To do:
From the data that follows, copy every line holding the string "warrior".

Source material:

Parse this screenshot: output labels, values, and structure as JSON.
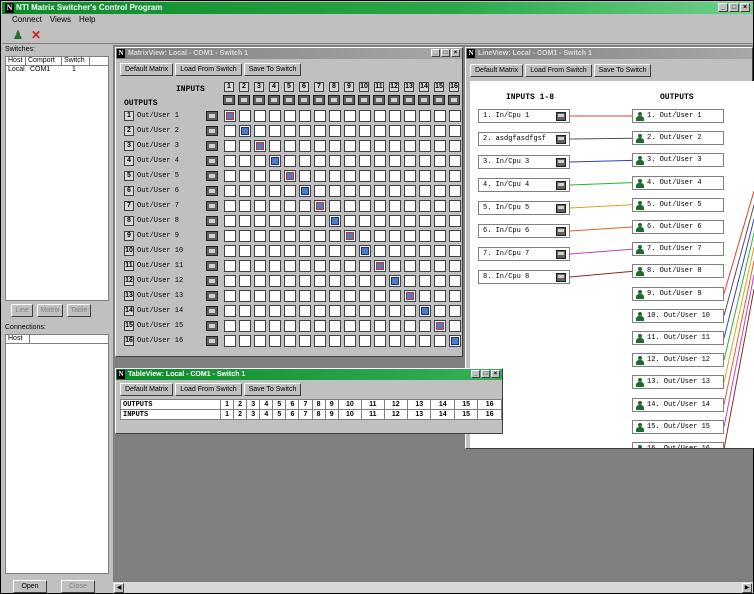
{
  "app": {
    "title": "NTI Matrix Switcher's Control Program"
  },
  "menu": [
    "Connect",
    "Views",
    "Help"
  ],
  "toolbar": {
    "icons": [
      "connect-icon",
      "disconnect-icon"
    ]
  },
  "left": {
    "switches_label": "Switches:",
    "switch_cols": [
      "Host",
      "Comport",
      "Switch"
    ],
    "switch_rows": [
      {
        "host": "Local",
        "comport": "COM1",
        "switch": "1"
      }
    ],
    "buttons": [
      "Line",
      "Matrix",
      "Table"
    ],
    "connections_label": "Connections:",
    "conn_cols": [
      "Host"
    ],
    "bottom_buttons": [
      "Open",
      "Close"
    ]
  },
  "matrix_window": {
    "title": "MatrixView: Local - COM1 - Switch 1",
    "buttons": [
      "Default Matrix",
      "Load From Switch",
      "Save To Switch"
    ],
    "inputs_label": "INPUTS",
    "outputs_label": "OUTPUTS",
    "output_labels": [
      "Out/User 1",
      "Out/User 2",
      "Out/User 3",
      "Out/User 4",
      "Out/User 5",
      "Out/User 6",
      "Out/User 7",
      "Out/User 8",
      "Out/User 9",
      "Out/User 10",
      "Out/User 11",
      "Out/User 12",
      "Out/User 13",
      "Out/User 14",
      "Out/User 15",
      "Out/User 16"
    ],
    "selected_input": [
      1,
      2,
      3,
      4,
      5,
      6,
      7,
      8,
      9,
      10,
      11,
      12,
      13,
      14,
      15,
      16
    ]
  },
  "wire_window": {
    "title": "LineView: Local - COM1 - Switch 1",
    "buttons": [
      "Default Matrix",
      "Load From Switch",
      "Save To Switch"
    ],
    "inputs_label": "INPUTS 1-8",
    "outputs_label": "OUTPUTS",
    "inputs": [
      "1. In/Cpu 1",
      "2. asdgfasdfgsf",
      "3. In/Cpu 3",
      "4. In/Cpu 4",
      "5. In/Cpu 5",
      "6. In/Cpu 6",
      "7. In/Cpu 7",
      "8. In/Cpu 8"
    ],
    "outputs": [
      "1. Out/User 1",
      "2. Out/User 2",
      "3. Out/User 3",
      "4. Out/User 4",
      "5. Out/User 5",
      "6. Out/User 6",
      "7. Out/User 7",
      "8. Out/User 8",
      "9. Out/User 9",
      "10. Out/User 10",
      "11. Out/User 11",
      "12. Out/User 12",
      "13. Out/User 13",
      "14. Out/User 14",
      "15. Out/User 15",
      "16. Out/User 16"
    ],
    "line_colors": [
      "#e0402a",
      "#505050",
      "#3040c0",
      "#30b030",
      "#e0a020",
      "#e06020",
      "#c040c0",
      "#8a2a20"
    ]
  },
  "table_window": {
    "title": "TableView: Local - COM1 - Switch 1",
    "buttons": [
      "Default Matrix",
      "Load From Switch",
      "Save To Switch"
    ],
    "row_outputs": "OUTPUTS",
    "row_inputs": "INPUTS",
    "outputs": [
      "1",
      "2",
      "3",
      "4",
      "5",
      "6",
      "7",
      "8",
      "9",
      "10",
      "11",
      "12",
      "13",
      "14",
      "15",
      "16"
    ],
    "inputs": [
      "1",
      "2",
      "3",
      "4",
      "5",
      "6",
      "7",
      "8",
      "9",
      "10",
      "11",
      "12",
      "13",
      "14",
      "15",
      "16"
    ]
  }
}
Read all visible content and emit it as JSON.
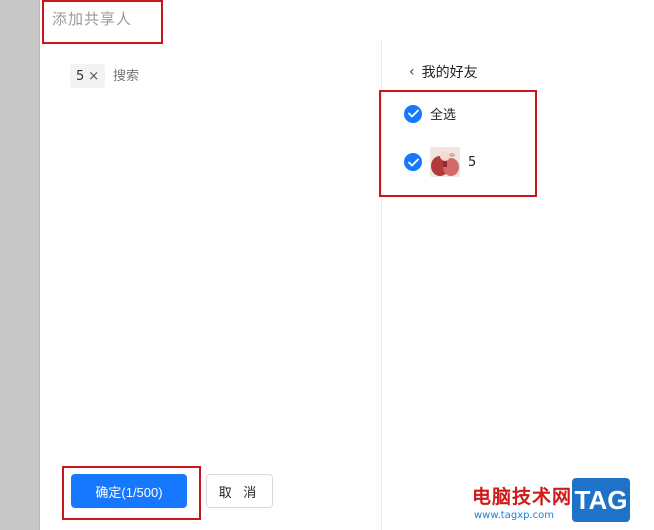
{
  "dialog": {
    "title": "添加共享人"
  },
  "left": {
    "selected_chip": {
      "label": "5",
      "remove_icon": "×"
    },
    "search": {
      "placeholder": "搜索",
      "value": ""
    }
  },
  "right": {
    "back_icon": "‹",
    "header": "我的好友",
    "select_all": {
      "label": "全选",
      "checked": true
    },
    "friends": [
      {
        "name": "5",
        "checked": true
      }
    ]
  },
  "footer": {
    "confirm_label": "确定(1/500)",
    "cancel_label": "取 消"
  },
  "watermark": {
    "text": "电脑技术网",
    "url": "www.tagxp.com",
    "badge": "TAG"
  },
  "colors": {
    "accent": "#1677ff",
    "highlight": "#c8161d"
  }
}
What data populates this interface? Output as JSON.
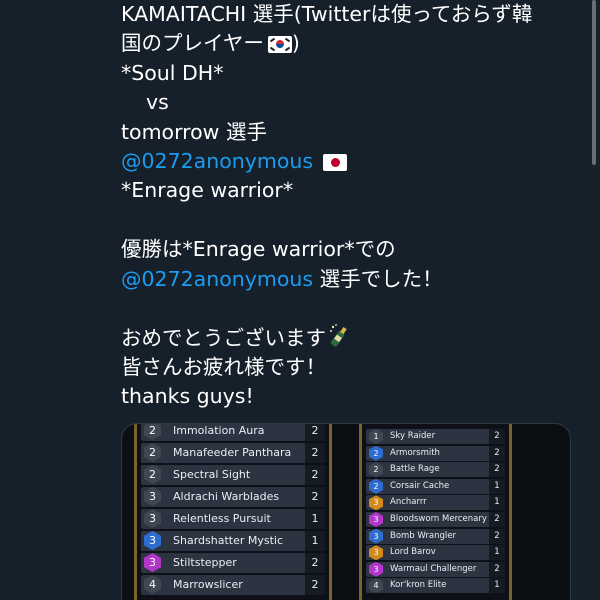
{
  "tweet": {
    "lines": [
      {
        "text": "KAMAITACHI 選手(Twitterは使っておらず韓"
      },
      {
        "text": "国のプレイヤー",
        "suffix": ")"
      },
      {
        "text": "*Soul DH*"
      },
      {
        "text": "vs"
      },
      {
        "text": "tomorrow 選手"
      },
      {
        "mention": "@0272anonymous"
      },
      {
        "text": "*Enrage warrior*"
      },
      {
        "text": "優勝は*Enrage warrior*での"
      },
      {
        "mention": "@0272anonymous",
        "text": " 選手でした！"
      },
      {
        "text": "おめでとうございます"
      },
      {
        "text": "皆さんお疲れ様です！"
      },
      {
        "text": "thanks guys!"
      }
    ]
  },
  "icons": {
    "flag_korea": "flag-south-korea-icon",
    "flag_japan": "flag-japan-icon",
    "celebration": "champagne-bottle-icon"
  },
  "colors": {
    "background": "#15202b",
    "mention": "#1d9bf0",
    "cost_grey": "#3f4752",
    "cost_blue": "#2f6ccf",
    "cost_purple": "#b236c9",
    "cost_orange": "#d28a1c"
  },
  "decks": {
    "left": [
      {
        "cost": "2",
        "name": "Immolation Aura",
        "count": "2",
        "rarity": "grey"
      },
      {
        "cost": "2",
        "name": "Manafeeder Panthara",
        "count": "2",
        "rarity": "grey"
      },
      {
        "cost": "2",
        "name": "Spectral Sight",
        "count": "2",
        "rarity": "grey"
      },
      {
        "cost": "3",
        "name": "Aldrachi Warblades",
        "count": "2",
        "rarity": "grey"
      },
      {
        "cost": "3",
        "name": "Relentless Pursuit",
        "count": "1",
        "rarity": "grey"
      },
      {
        "cost": "3",
        "name": "Shardshatter Mystic",
        "count": "1",
        "rarity": "blue"
      },
      {
        "cost": "3",
        "name": "Stiltstepper",
        "count": "2",
        "rarity": "purple"
      },
      {
        "cost": "4",
        "name": "Marrowslicer",
        "count": "2",
        "rarity": "grey"
      }
    ],
    "right": [
      {
        "cost": "1",
        "name": "Sky Raider",
        "count": "2",
        "rarity": "grey"
      },
      {
        "cost": "2",
        "name": "Armorsmith",
        "count": "2",
        "rarity": "blue"
      },
      {
        "cost": "2",
        "name": "Battle Rage",
        "count": "2",
        "rarity": "grey"
      },
      {
        "cost": "2",
        "name": "Corsair Cache",
        "count": "1",
        "rarity": "blue"
      },
      {
        "cost": "3",
        "name": "Ancharrr",
        "count": "1",
        "rarity": "orange"
      },
      {
        "cost": "3",
        "name": "Bloodsworn Mercenary",
        "count": "2",
        "rarity": "purple"
      },
      {
        "cost": "3",
        "name": "Bomb Wrangler",
        "count": "2",
        "rarity": "blue"
      },
      {
        "cost": "3",
        "name": "Lord Barov",
        "count": "1",
        "rarity": "orange"
      },
      {
        "cost": "3",
        "name": "Warmaul Challenger",
        "count": "2",
        "rarity": "purple"
      },
      {
        "cost": "4",
        "name": "Kor'kron Elite",
        "count": "1",
        "rarity": "grey"
      }
    ]
  }
}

Written response:
        "text": "*Enrage warrior*"
        "text": "優勝は*Enrage warrior*での"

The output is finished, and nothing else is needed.